I read an article recently in Modern Healthcare
by Joe Carlson and Sabriya Rice called “Patient Safety Advocates Issue Call for Regulation.”
The point of the article is that patient safety is an area highly under-regulated, with many incidents of adverse effects going unreported. The authors quote Harvard professor and National Patient Safety Foundation Chairman Dr. Lucien Leape, who said, “We need the health equivalent of the Federal Aviation Administration, which sets the rules and then enforces them. And then the National Transportation Safety Board, which investigates accidents. We need to have that in healthcare, and I don't see that happening.”
The numbers are staggering. Adverse events in hospitals contribute to 15,000 deaths a month and 134,000 injuries, according to the Health and Human Services Office of Investigation. And I’m not sure these numbers include incidents of workplace violence that may result in harm to a patient. The majority of “events” discussed in situations like these are medication errors, falls, hospital-acquired infections, and things of that nature. But this got me thinking . . .
So, I’m a nurse going about my everyday care-providing when I’m disrespected by a colleague in front of other colleagues. As I walk away, I’m distracted and I literally bump into a visitor. The visitor promptly yells at me for not watching where I’m going. As I try to apologize, the visitor adds, “And why is it taking so long for my mother’s medication? I asked about it at least half an hour ago!”
As I begin to explain that I am not the nurse assigned to this visitor’s mother’s case, but I’m happy to go check and see, the visitor gives me another earful about the incompetence of our staff. Now doubly distracted, first by lateral violence and second by aggression from a visitor, is this where I forget to wash my hands before I go in to help my next patient? Is this where I turn my back on a patient who I shouldn’t—and they fall? Is this where I attempt to “shortcut” a procedure and strain my back lifting someone inappropriately? Is this where I lose my cool, and yell at a colleague or a patient?
You’ve heard me say before that staff safety and patient safety are inherently intertwined
. I believe that more and more as each day passes. I can’t help but wonder how it’s all interconnected. Yet, just as we have little oversight on the reporting and documenting of adverse events in healthcare, we also have little oversight regarding training for staff who encounter these stressful situations every day. The attention to detail required for excellence in healthcare does not jibe with workplace violence—whether that be discourtesy or disrespect or verbal or physical violence. Being exposed to incidents of workplace violence can only contribute to an increased risk of other adverse events.

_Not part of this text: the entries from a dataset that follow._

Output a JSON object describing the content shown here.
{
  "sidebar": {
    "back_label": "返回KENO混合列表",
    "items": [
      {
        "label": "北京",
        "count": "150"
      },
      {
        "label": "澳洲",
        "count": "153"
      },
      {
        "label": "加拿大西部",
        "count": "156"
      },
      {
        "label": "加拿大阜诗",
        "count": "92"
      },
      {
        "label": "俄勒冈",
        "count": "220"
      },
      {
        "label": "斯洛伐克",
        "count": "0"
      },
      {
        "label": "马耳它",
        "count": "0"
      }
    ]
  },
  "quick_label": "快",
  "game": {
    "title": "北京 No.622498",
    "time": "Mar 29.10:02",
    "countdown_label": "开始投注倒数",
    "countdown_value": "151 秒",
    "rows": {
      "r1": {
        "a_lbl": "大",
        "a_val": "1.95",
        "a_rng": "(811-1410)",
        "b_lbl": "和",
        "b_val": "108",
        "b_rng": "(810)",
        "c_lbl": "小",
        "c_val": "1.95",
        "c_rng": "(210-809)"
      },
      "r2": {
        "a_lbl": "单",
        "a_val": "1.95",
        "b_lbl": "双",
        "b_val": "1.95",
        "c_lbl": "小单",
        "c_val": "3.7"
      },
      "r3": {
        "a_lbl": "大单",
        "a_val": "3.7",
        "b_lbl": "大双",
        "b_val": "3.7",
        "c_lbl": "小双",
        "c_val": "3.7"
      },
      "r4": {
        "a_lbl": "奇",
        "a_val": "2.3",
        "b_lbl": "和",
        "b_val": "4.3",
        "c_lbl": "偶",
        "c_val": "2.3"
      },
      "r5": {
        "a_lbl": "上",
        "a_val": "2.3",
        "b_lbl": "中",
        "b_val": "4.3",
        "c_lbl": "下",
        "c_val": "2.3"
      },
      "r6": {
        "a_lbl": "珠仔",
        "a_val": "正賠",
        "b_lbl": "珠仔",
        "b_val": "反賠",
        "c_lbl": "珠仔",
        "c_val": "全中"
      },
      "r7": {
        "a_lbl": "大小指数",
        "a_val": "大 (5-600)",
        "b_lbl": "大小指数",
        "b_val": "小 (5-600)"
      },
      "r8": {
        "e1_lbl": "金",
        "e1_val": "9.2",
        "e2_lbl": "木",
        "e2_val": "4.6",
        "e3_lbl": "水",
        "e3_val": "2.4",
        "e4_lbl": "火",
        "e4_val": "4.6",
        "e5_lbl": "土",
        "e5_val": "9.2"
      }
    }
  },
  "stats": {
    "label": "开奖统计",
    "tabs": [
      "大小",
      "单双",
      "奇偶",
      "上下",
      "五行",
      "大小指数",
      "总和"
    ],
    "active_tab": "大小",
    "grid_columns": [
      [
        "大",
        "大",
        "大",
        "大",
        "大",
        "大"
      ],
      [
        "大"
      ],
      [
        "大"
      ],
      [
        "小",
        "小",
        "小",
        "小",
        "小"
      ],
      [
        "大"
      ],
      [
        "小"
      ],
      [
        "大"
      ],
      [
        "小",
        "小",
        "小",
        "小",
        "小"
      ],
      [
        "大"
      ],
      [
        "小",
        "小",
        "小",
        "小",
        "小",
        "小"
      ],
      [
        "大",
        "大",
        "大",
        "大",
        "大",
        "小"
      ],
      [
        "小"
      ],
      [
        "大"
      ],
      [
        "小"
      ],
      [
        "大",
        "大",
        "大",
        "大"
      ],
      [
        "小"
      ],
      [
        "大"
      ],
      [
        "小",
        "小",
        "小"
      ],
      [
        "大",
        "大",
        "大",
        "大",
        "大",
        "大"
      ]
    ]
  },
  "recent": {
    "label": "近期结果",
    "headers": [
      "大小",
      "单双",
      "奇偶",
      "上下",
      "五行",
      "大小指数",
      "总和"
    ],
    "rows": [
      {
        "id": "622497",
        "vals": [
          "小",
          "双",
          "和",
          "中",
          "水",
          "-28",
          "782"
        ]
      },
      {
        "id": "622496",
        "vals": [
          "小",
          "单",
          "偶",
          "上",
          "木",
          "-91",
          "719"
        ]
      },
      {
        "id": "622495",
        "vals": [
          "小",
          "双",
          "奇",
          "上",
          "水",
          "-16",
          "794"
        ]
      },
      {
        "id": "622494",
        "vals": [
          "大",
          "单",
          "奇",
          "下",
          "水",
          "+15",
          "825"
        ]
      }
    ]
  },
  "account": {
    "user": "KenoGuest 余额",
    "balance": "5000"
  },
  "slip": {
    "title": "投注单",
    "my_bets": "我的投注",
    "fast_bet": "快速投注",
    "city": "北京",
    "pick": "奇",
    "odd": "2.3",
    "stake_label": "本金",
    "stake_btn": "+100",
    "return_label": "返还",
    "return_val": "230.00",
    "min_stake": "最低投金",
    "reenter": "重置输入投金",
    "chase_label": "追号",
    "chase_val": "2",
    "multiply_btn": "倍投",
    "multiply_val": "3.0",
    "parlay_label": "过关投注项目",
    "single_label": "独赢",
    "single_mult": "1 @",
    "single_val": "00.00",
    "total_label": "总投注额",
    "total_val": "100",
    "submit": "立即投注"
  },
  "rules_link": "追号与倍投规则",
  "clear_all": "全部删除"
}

So, yes, implement hand-washing and medication-error reduction programs. Aim to reduce falls and needle sticks. But don’t forget about the situations that distract us from successfully implementing those initiatives. Staff who are equipped with the skills to recognize the early warning signs of potential crisis, who are equipped with skills to understand the Precipitating Factors contributing to potential violence, and who are equipped with skills to quickly resolve conflict will be safer in the workplace all the way around.